WORK INSTRUCTIONS> In the entries that follow, how many lines hold "ulong"? Nothing but the number is expected.
:: MATERIAL FOR THE TASK
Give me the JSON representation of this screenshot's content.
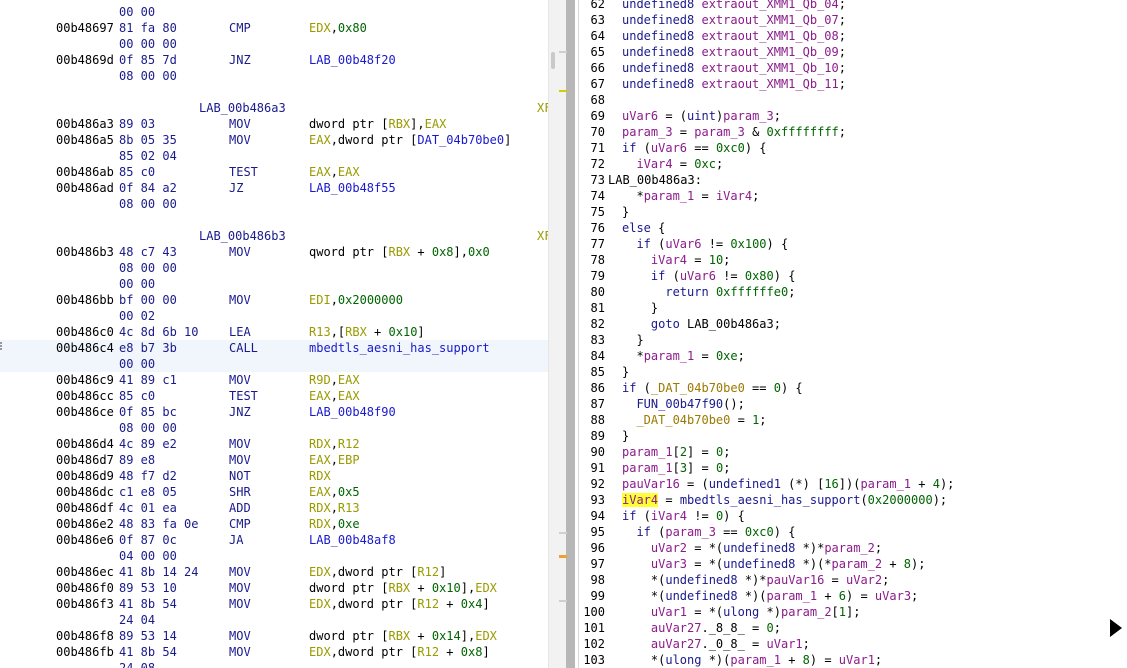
{
  "listing": {
    "rows": [
      {
        "bytes": "00 00"
      },
      {
        "addr": "00b48697",
        "bytes": "81 fa 80",
        "mnemonic": "CMP",
        "operand": "EDX,0x80"
      },
      {
        "bytes": "00 00 00"
      },
      {
        "addr": "00b4869d",
        "bytes": "0f 85 7d",
        "mnemonic": "JNZ",
        "operand": "LAB_00b48f20"
      },
      {
        "bytes": "08 00 00"
      },
      {},
      {
        "label": "LAB_00b486a3",
        "xref": "XF"
      },
      {
        "addr": "00b486a3",
        "bytes": "89 03",
        "mnemonic": "MOV",
        "operand": "dword ptr [RBX],EAX"
      },
      {
        "addr": "00b486a5",
        "bytes": "8b 05 35",
        "mnemonic": "MOV",
        "operand": "EAX,dword ptr [DAT_04b70be0]"
      },
      {
        "bytes": "85 02 04"
      },
      {
        "addr": "00b486ab",
        "bytes": "85 c0",
        "mnemonic": "TEST",
        "operand": "EAX,EAX"
      },
      {
        "addr": "00b486ad",
        "bytes": "0f 84 a2",
        "mnemonic": "JZ",
        "operand": "LAB_00b48f55"
      },
      {
        "bytes": "08 00 00"
      },
      {},
      {
        "label": "LAB_00b486b3",
        "xref": "XF"
      },
      {
        "addr": "00b486b3",
        "bytes": "48 c7 43",
        "mnemonic": "MOV",
        "operand": "qword ptr [RBX + 0x8],0x0"
      },
      {
        "bytes": "08 00 00"
      },
      {
        "bytes": "00 00"
      },
      {
        "addr": "00b486bb",
        "bytes": "bf 00 00",
        "mnemonic": "MOV",
        "operand": "EDI,0x2000000"
      },
      {
        "bytes": "00 02"
      },
      {
        "addr": "00b486c0",
        "bytes": "4c 8d 6b 10",
        "mnemonic": "LEA",
        "operand": "R13,[RBX + 0x10]"
      },
      {
        "addr": "00b486c4",
        "bytes": "e8 b7 3b",
        "mnemonic": "CALL",
        "operand": "mbedtls_aesni_has_support",
        "selected": true
      },
      {
        "bytes": "00 00",
        "selected": true
      },
      {
        "addr": "00b486c9",
        "bytes": "41 89 c1",
        "mnemonic": "MOV",
        "operand": "R9D,EAX"
      },
      {
        "addr": "00b486cc",
        "bytes": "85 c0",
        "mnemonic": "TEST",
        "operand": "EAX,EAX"
      },
      {
        "addr": "00b486ce",
        "bytes": "0f 85 bc",
        "mnemonic": "JNZ",
        "operand": "LAB_00b48f90"
      },
      {
        "bytes": "08 00 00"
      },
      {
        "addr": "00b486d4",
        "bytes": "4c 89 e2",
        "mnemonic": "MOV",
        "operand": "RDX,R12"
      },
      {
        "addr": "00b486d7",
        "bytes": "89 e8",
        "mnemonic": "MOV",
        "operand": "EAX,EBP"
      },
      {
        "addr": "00b486d9",
        "bytes": "48 f7 d2",
        "mnemonic": "NOT",
        "operand": "RDX"
      },
      {
        "addr": "00b486dc",
        "bytes": "c1 e8 05",
        "mnemonic": "SHR",
        "operand": "EAX,0x5"
      },
      {
        "addr": "00b486df",
        "bytes": "4c 01 ea",
        "mnemonic": "ADD",
        "operand": "RDX,R13"
      },
      {
        "addr": "00b486e2",
        "bytes": "48 83 fa 0e",
        "mnemonic": "CMP",
        "operand": "RDX,0xe"
      },
      {
        "addr": "00b486e6",
        "bytes": "0f 87 0c",
        "mnemonic": "JA",
        "operand": "LAB_00b48af8"
      },
      {
        "bytes": "04 00 00"
      },
      {
        "addr": "00b486ec",
        "bytes": "41 8b 14 24",
        "mnemonic": "MOV",
        "operand": "EDX,dword ptr [R12]"
      },
      {
        "addr": "00b486f0",
        "bytes": "89 53 10",
        "mnemonic": "MOV",
        "operand": "dword ptr [RBX + 0x10],EDX"
      },
      {
        "addr": "00b486f3",
        "bytes": "41 8b 54",
        "mnemonic": "MOV",
        "operand": "EDX,dword ptr [R12 + 0x4]"
      },
      {
        "bytes": "24 04"
      },
      {
        "addr": "00b486f8",
        "bytes": "89 53 14",
        "mnemonic": "MOV",
        "operand": "dword ptr [RBX + 0x14],EDX"
      },
      {
        "addr": "00b486fb",
        "bytes": "41 8b 54",
        "mnemonic": "MOV",
        "operand": "EDX,dword ptr [R12 + 0x8]"
      },
      {
        "bytes": "24 08"
      }
    ]
  },
  "decompiler": {
    "lines": [
      {
        "n": "62",
        "text": "undefined8 extraout_XMM1_Qb_04;"
      },
      {
        "n": "63",
        "text": "undefined8 extraout_XMM1_Qb_07;"
      },
      {
        "n": "64",
        "text": "undefined8 extraout_XMM1_Qb_08;"
      },
      {
        "n": "65",
        "text": "undefined8 extraout_XMM1_Qb_09;"
      },
      {
        "n": "66",
        "text": "undefined8 extraout_XMM1_Qb_10;"
      },
      {
        "n": "67",
        "text": "undefined8 extraout_XMM1_Qb_11;"
      },
      {
        "n": "68",
        "text": ""
      },
      {
        "n": "69",
        "text": "uVar6 = (uint)param_3;"
      },
      {
        "n": "70",
        "text": "param_3 = param_3 & 0xffffffff;"
      },
      {
        "n": "71",
        "text": "if (uVar6 == 0xc0) {"
      },
      {
        "n": "72",
        "text": "  iVar4 = 0xc;"
      },
      {
        "n": "73",
        "text": "LAB_00b486a3:",
        "outdent": true
      },
      {
        "n": "74",
        "text": "  *param_1 = iVar4;"
      },
      {
        "n": "75",
        "text": "}"
      },
      {
        "n": "76",
        "text": "else {"
      },
      {
        "n": "77",
        "text": "  if (uVar6 != 0x100) {"
      },
      {
        "n": "78",
        "text": "    iVar4 = 10;"
      },
      {
        "n": "79",
        "text": "    if (uVar6 != 0x80) {"
      },
      {
        "n": "80",
        "text": "      return 0xffffffe0;"
      },
      {
        "n": "81",
        "text": "    }"
      },
      {
        "n": "82",
        "text": "    goto LAB_00b486a3;"
      },
      {
        "n": "83",
        "text": "  }"
      },
      {
        "n": "84",
        "text": "  *param_1 = 0xe;"
      },
      {
        "n": "85",
        "text": "}"
      },
      {
        "n": "86",
        "text": "if (_DAT_04b70be0 == 0) {"
      },
      {
        "n": "87",
        "text": "  FUN_00b47f90();"
      },
      {
        "n": "88",
        "text": "  _DAT_04b70be0 = 1;"
      },
      {
        "n": "89",
        "text": "}"
      },
      {
        "n": "90",
        "text": "param_1[2] = 0;"
      },
      {
        "n": "91",
        "text": "param_1[3] = 0;"
      },
      {
        "n": "92",
        "text": "pauVar16 = (undefined1 (*) [16])(param_1 + 4);"
      },
      {
        "n": "93",
        "text": "iVar4 = mbedtls_aesni_has_support(0x2000000);",
        "highlight": "iVar4"
      },
      {
        "n": "94",
        "text": "if (iVar4 != 0) {"
      },
      {
        "n": "95",
        "text": "  if (param_3 == 0xc0) {"
      },
      {
        "n": "96",
        "text": "    uVar2 = *(undefined8 *)*param_2;"
      },
      {
        "n": "97",
        "text": "    uVar3 = *(undefined8 *)(*param_2 + 8);"
      },
      {
        "n": "98",
        "text": "    *(undefined8 *)*pauVar16 = uVar2;"
      },
      {
        "n": "99",
        "text": "    *(undefined8 *)(param_1 + 6) = uVar3;"
      },
      {
        "n": "100",
        "text": "    uVar1 = *(ulong *)param_2[1];"
      },
      {
        "n": "101",
        "text": "    auVar27._8_8_ = 0;"
      },
      {
        "n": "102",
        "text": "    auVar27._0_8_ = uVar1;"
      },
      {
        "n": "103",
        "text": "    *(ulong *)(param_1 + 8) = uVar1;"
      }
    ]
  },
  "colors": {
    "selected_row": "#f0f6fc",
    "token_highlight": "#ffff33",
    "scroll_marker_orange": "#f0a030",
    "scroll_marker_yellow": "#d0d000"
  },
  "icons": [
    "mouse-cursor-icon"
  ]
}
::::
THE ANSWER> 2